"These departures beg the question whether there is actually any difference in the consequences of actions by the White House and those of an organization that has gone beyond even the limits of other fellow extremists. There seems to be no difference at all, otherwise why were half the Christian citizens of Mosul forced out while the Americans were occupying the country, and then for the other half to be forced out at the hands of ISIS?
"What is the difference then, between ISIS and U.S. President Barack Obama in his White House, with all the values we presumed he stood for – values set by the Founding Fathers of the American state, values which include man’s absolute right to freedom of belief, whatever their belief and whatever their conviction, and whatever the faith they keep within their heart?"
"Mosul is emptied of its Christian citizens for the first time in history, and we hear not a word, not a whisper, from the U.S. administration, which says all that needs to be said: that this was a crime in every meaning of the word, against people who committed no sin other than taking up Christianity as their religion.
"Mosul has been emptied of its Christian citizens twice, once at the hands of the Americans and another at the hands of ISIS, and we hear nothing from the U.S. other than silence, just as it kept silent when many Copts left Egypt during the one-year rule of the Muslim Brotherhood – though the Americans used to raise hell when just one Copt was subjected to the most minor harm during the days of former Egyptian president Hosni Mubarak.
"All this clearly demonstrates that the situation of the Christians in the region as a whole, and the Copts in Egypt specifically, does not concern the U.S. administration at all, except in so far as how it can be used as a tool towards achieving specific U.S. interests.
"Mosul is emptied of its Christian citizens, and a day is coming when people will say a U.S. president called Obama was in his Oval office while Copts were forced to leave Egypt during the Brotherhood’s rule, that Iraqi Christians were also forced to leave their homes during his term – when he pretended he was deaf, and when he was addressed about the issue, he heard nothing.

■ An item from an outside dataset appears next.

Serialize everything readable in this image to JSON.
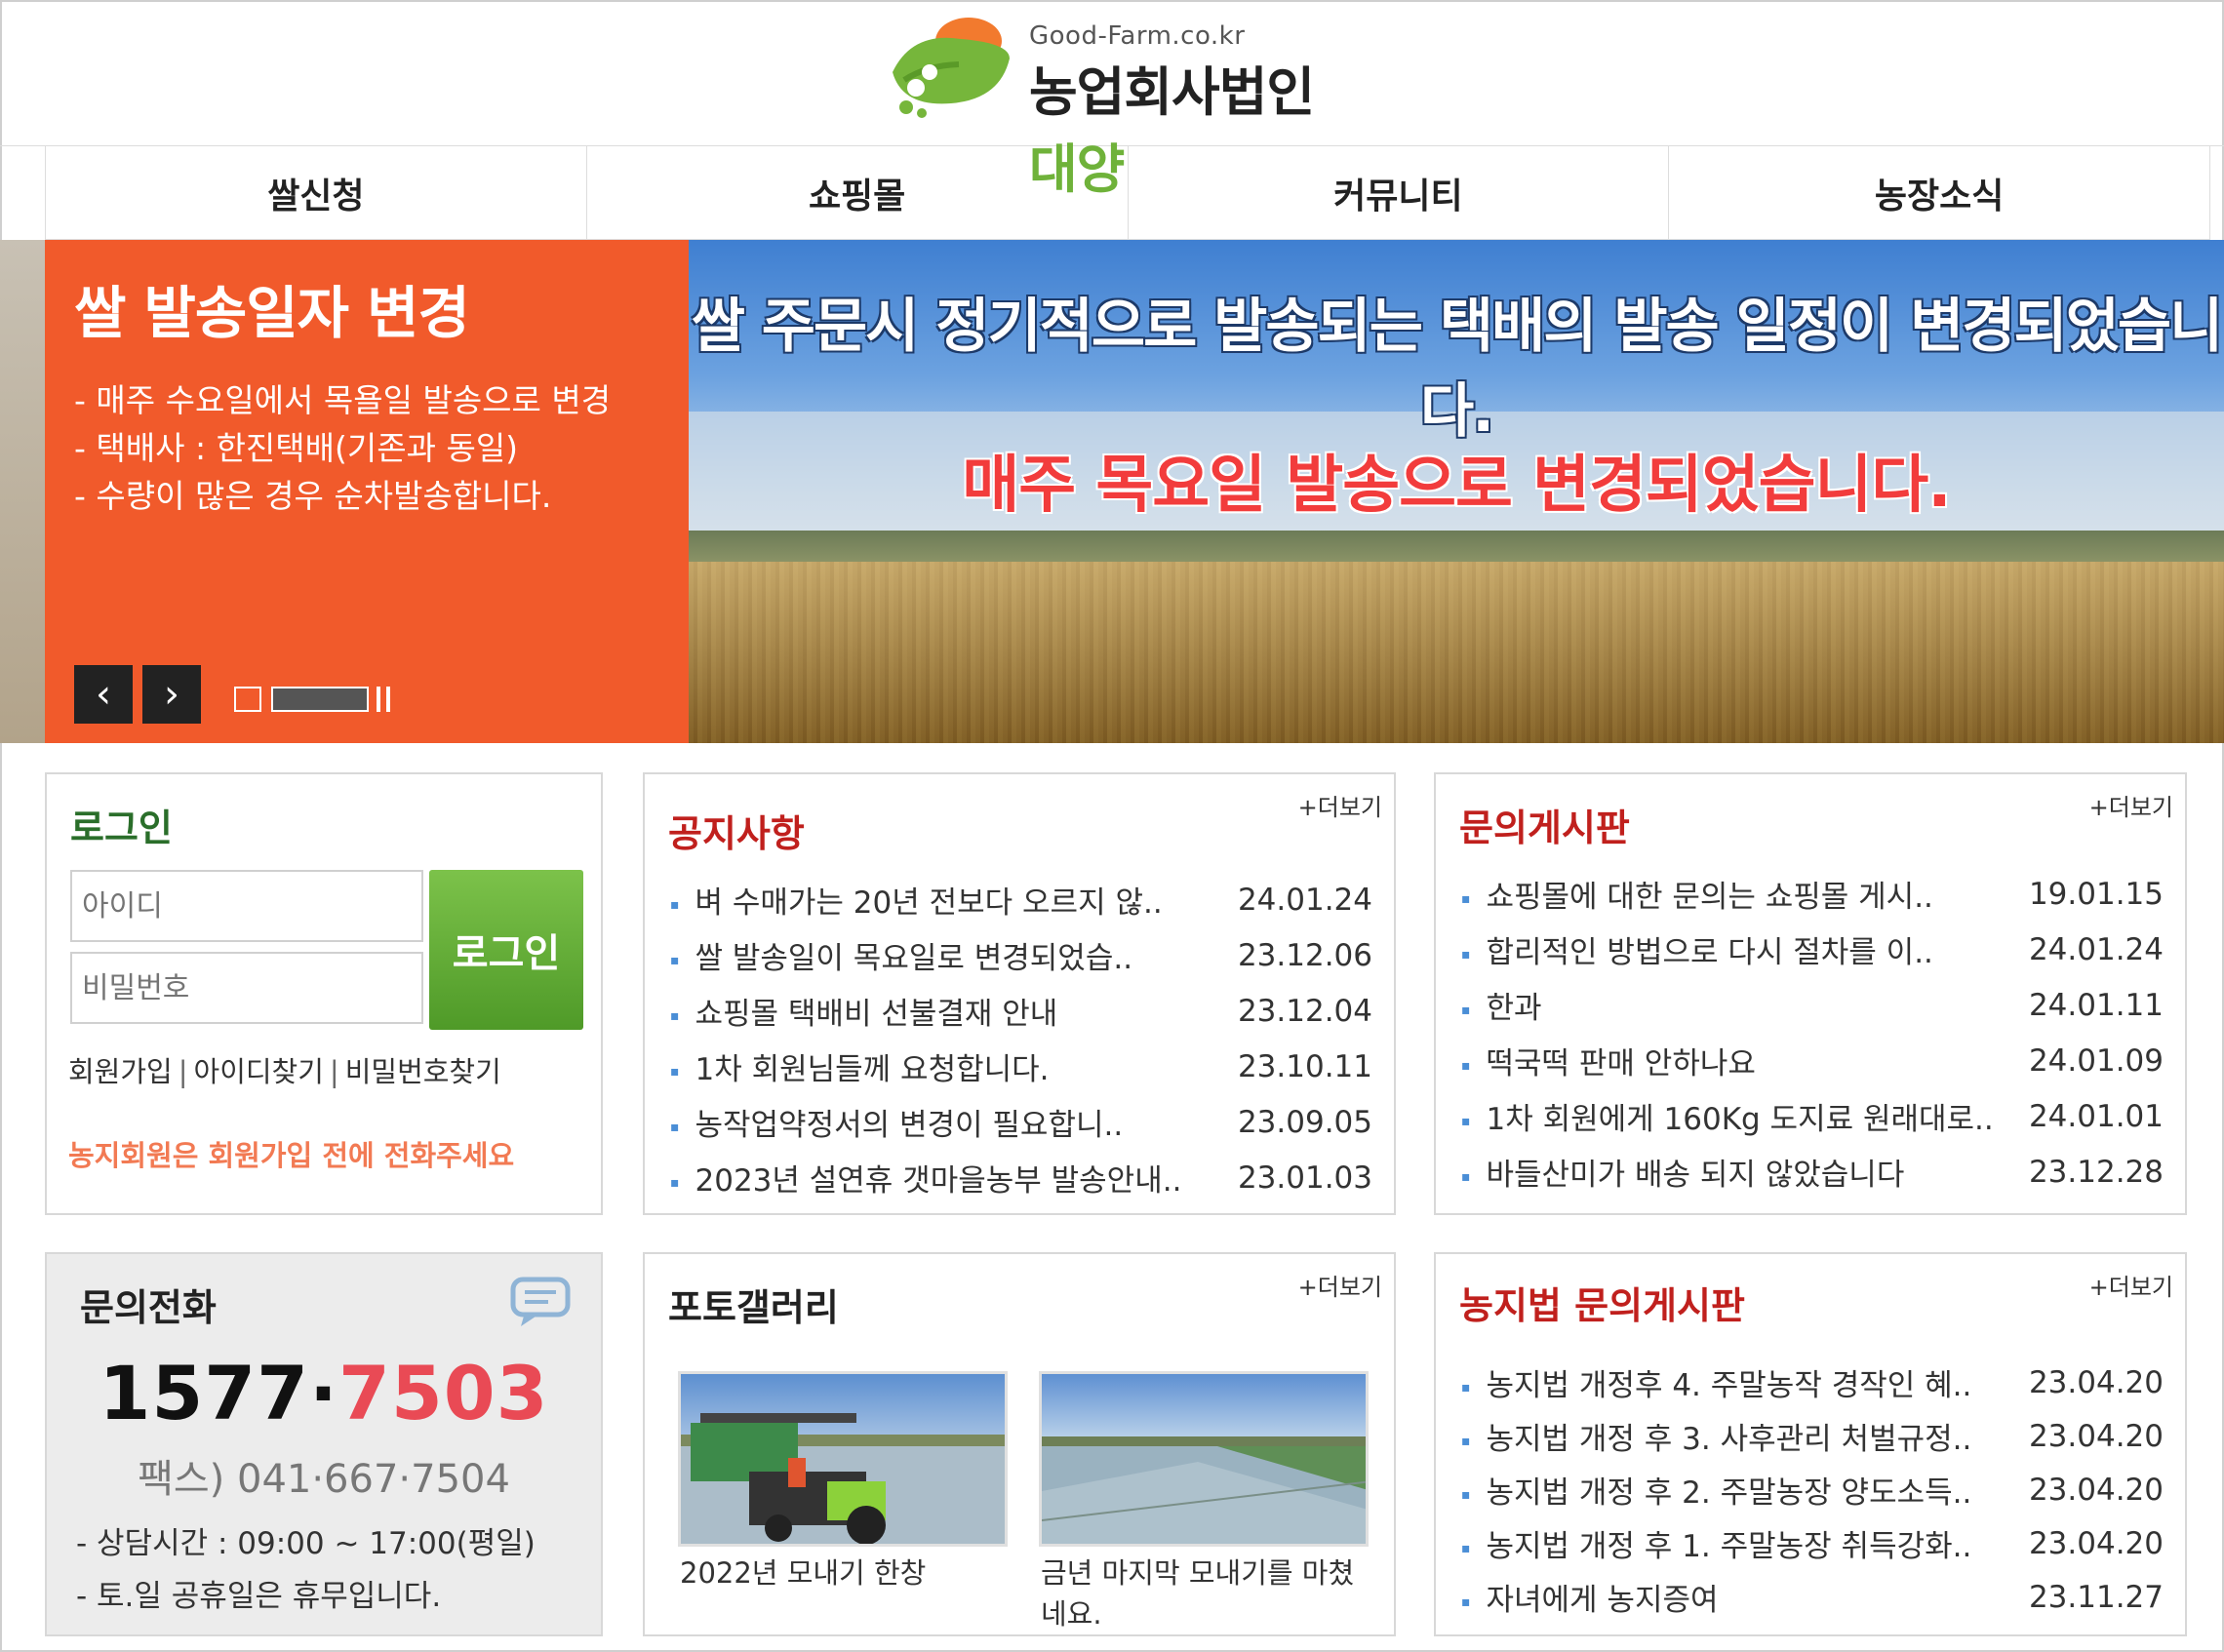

"Mosul is emptied of its Christians, just as Egypt was almost emptied of its Copts before it, at the hands of people who talk to you every morning, alas, about what God said and what His revered Prophet said, despite the fact that the expulsion in both cases had nothing to do with the Koran or its teachings, nor with the hadiths of the Prophet. Whenever a Jew’s funeral went by, the Prophet stood up in a show of respect, because he was human, just a man and nothing more – and this alone was more than enough for the Prophet, peace be upon him."